_Given records_
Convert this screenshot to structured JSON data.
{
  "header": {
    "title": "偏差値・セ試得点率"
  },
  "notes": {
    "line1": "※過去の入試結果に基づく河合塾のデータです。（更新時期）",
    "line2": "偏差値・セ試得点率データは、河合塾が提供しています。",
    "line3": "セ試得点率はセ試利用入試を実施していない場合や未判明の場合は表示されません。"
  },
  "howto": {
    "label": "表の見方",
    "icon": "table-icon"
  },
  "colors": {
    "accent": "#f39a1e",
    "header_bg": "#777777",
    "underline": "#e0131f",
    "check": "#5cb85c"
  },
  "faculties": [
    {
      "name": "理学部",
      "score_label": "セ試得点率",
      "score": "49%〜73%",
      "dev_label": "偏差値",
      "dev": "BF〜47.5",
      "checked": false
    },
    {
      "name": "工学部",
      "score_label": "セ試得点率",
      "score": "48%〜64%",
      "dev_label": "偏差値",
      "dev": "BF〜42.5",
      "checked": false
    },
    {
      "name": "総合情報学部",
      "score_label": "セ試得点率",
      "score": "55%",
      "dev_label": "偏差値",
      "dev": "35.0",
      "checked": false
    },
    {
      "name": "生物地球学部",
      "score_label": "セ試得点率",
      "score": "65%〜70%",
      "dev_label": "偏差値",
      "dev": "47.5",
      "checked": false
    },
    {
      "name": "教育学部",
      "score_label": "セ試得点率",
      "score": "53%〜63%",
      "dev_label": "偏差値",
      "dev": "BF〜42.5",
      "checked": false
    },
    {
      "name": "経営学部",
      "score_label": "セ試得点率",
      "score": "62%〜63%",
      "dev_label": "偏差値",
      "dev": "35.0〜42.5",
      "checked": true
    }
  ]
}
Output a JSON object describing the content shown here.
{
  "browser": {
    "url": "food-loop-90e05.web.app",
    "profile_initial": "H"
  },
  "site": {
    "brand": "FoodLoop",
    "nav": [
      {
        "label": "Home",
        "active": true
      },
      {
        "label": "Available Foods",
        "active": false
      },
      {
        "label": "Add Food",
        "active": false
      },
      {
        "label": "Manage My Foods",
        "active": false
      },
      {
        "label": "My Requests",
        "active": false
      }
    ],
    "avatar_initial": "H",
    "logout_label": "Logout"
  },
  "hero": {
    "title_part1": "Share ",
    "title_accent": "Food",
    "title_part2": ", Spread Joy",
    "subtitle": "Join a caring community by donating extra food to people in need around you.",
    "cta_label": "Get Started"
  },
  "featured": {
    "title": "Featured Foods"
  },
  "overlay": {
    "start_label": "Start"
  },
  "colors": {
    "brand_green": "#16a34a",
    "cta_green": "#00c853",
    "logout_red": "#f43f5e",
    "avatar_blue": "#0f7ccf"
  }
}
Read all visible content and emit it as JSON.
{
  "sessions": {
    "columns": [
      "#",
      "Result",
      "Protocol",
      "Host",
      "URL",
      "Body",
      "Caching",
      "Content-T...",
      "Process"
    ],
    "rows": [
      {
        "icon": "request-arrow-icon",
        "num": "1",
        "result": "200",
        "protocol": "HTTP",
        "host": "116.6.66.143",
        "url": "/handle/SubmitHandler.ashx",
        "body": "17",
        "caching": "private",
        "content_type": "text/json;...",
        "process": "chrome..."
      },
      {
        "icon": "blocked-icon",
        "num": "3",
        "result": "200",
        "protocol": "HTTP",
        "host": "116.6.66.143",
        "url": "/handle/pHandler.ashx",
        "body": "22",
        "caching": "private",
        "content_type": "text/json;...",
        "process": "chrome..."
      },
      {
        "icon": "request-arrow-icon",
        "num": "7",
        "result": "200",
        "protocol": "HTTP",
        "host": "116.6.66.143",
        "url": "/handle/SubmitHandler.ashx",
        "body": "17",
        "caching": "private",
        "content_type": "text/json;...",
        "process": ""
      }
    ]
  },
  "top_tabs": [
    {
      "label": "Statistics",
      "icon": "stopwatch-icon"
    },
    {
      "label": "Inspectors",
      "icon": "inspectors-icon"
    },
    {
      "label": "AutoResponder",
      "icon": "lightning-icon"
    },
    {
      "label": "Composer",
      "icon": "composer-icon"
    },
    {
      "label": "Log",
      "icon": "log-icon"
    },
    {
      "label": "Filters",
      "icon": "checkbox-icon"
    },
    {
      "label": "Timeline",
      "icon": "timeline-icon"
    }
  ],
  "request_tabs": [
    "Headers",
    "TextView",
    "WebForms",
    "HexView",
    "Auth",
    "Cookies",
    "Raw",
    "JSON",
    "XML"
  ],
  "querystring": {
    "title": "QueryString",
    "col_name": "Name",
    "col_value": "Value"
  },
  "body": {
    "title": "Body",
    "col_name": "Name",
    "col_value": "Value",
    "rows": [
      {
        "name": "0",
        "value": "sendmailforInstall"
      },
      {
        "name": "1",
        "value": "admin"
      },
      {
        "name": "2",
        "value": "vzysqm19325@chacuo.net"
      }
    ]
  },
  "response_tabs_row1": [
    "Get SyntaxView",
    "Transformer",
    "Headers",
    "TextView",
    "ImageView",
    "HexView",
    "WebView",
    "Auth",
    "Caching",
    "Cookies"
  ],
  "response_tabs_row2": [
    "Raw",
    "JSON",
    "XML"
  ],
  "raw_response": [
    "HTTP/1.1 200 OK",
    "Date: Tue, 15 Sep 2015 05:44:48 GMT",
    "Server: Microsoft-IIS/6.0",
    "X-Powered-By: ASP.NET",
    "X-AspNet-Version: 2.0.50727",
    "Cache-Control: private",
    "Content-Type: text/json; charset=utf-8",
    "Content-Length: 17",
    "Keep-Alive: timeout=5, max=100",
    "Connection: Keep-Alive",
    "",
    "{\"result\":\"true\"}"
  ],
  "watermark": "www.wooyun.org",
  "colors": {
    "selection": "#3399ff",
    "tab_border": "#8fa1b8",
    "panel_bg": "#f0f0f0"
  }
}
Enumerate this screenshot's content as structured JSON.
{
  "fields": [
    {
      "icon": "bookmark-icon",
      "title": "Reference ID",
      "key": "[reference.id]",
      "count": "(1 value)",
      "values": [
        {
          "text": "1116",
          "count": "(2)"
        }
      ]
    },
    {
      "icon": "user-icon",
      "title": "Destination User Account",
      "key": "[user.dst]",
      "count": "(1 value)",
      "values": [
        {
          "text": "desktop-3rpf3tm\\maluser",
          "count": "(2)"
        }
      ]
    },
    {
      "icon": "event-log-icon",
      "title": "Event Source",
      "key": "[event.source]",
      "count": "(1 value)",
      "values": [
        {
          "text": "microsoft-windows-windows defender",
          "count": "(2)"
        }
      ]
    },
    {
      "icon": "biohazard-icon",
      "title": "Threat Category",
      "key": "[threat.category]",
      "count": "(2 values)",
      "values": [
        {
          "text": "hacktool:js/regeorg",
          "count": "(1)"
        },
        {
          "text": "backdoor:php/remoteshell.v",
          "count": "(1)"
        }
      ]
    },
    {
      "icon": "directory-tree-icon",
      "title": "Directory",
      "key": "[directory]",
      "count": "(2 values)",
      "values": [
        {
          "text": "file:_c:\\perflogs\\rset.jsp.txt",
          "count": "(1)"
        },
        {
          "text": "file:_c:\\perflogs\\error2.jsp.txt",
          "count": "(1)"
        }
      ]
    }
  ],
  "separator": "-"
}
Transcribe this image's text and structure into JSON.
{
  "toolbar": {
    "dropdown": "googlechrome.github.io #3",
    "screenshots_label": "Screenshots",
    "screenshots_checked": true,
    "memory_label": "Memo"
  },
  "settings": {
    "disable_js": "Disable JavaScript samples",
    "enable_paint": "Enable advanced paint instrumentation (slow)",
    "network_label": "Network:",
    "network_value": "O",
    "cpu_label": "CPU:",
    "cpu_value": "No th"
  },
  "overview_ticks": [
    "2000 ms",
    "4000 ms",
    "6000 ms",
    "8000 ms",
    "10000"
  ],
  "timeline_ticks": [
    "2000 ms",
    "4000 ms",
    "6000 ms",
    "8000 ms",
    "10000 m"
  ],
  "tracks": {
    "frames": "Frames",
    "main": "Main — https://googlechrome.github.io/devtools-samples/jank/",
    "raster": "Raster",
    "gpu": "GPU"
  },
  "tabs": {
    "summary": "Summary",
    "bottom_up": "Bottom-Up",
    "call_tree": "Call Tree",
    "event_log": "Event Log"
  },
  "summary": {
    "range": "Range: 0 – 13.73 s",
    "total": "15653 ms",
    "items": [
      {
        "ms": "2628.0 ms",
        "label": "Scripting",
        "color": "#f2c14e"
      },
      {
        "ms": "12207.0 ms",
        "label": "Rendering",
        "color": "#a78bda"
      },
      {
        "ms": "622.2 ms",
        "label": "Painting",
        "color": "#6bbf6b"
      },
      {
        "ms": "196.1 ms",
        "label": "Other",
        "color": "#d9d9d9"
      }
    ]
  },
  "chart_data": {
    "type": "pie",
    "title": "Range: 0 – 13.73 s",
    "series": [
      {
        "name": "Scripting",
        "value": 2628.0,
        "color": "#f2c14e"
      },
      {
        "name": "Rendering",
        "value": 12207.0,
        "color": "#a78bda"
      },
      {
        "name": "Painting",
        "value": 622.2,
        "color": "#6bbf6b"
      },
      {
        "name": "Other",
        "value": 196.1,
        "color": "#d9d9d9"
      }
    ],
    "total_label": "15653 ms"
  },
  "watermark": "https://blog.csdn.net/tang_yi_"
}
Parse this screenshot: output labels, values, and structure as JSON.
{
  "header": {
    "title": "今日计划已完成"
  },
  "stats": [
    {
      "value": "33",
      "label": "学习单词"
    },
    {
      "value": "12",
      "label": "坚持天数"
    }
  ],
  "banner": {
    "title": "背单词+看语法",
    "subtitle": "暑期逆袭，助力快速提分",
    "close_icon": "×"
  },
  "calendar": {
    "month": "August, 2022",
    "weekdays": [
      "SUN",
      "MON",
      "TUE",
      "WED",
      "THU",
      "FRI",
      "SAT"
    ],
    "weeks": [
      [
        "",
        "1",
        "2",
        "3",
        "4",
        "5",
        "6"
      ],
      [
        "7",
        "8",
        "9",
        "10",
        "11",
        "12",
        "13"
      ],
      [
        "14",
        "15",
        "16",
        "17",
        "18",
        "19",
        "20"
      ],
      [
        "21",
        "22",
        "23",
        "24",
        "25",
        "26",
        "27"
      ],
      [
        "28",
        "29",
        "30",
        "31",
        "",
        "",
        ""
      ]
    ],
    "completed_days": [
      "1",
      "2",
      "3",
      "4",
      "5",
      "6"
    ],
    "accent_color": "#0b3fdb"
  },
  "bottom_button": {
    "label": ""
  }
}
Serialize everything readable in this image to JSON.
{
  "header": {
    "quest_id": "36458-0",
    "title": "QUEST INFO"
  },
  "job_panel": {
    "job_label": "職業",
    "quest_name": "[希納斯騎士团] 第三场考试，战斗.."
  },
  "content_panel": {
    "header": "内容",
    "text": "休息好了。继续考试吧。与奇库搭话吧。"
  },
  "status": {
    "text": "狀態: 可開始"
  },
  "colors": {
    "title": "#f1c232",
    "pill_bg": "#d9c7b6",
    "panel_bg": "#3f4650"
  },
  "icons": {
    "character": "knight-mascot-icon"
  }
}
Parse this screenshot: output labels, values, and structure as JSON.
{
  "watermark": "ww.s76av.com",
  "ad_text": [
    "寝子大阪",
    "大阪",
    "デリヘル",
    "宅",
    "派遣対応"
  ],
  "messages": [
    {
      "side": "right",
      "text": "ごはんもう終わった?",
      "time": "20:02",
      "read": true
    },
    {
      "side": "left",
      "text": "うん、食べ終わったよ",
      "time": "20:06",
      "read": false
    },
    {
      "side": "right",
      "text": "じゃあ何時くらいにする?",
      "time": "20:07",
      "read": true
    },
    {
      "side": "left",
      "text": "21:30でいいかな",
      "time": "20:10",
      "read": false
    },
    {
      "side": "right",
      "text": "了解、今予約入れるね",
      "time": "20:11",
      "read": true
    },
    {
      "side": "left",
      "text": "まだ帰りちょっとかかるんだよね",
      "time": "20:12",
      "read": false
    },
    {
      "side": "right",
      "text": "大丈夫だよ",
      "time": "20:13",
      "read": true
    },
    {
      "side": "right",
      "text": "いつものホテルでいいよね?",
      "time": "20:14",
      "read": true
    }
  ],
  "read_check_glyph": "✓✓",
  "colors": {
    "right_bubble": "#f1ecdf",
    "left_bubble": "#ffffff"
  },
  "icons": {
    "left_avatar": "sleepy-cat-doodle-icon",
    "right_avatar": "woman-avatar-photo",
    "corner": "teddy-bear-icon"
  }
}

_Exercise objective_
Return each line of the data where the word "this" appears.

_Exercise answer_
Convert this screenshot to structured JSON data.
Enumerate this screenshot's content as structured JSON.
Transcribe this image's text and structure into JSON.
Parse this screenshot: output labels, values, and structure as JSON.
Serialize everything readable in this image to JSON.
Parse this screenshot: output labels, values, and structure as JSON.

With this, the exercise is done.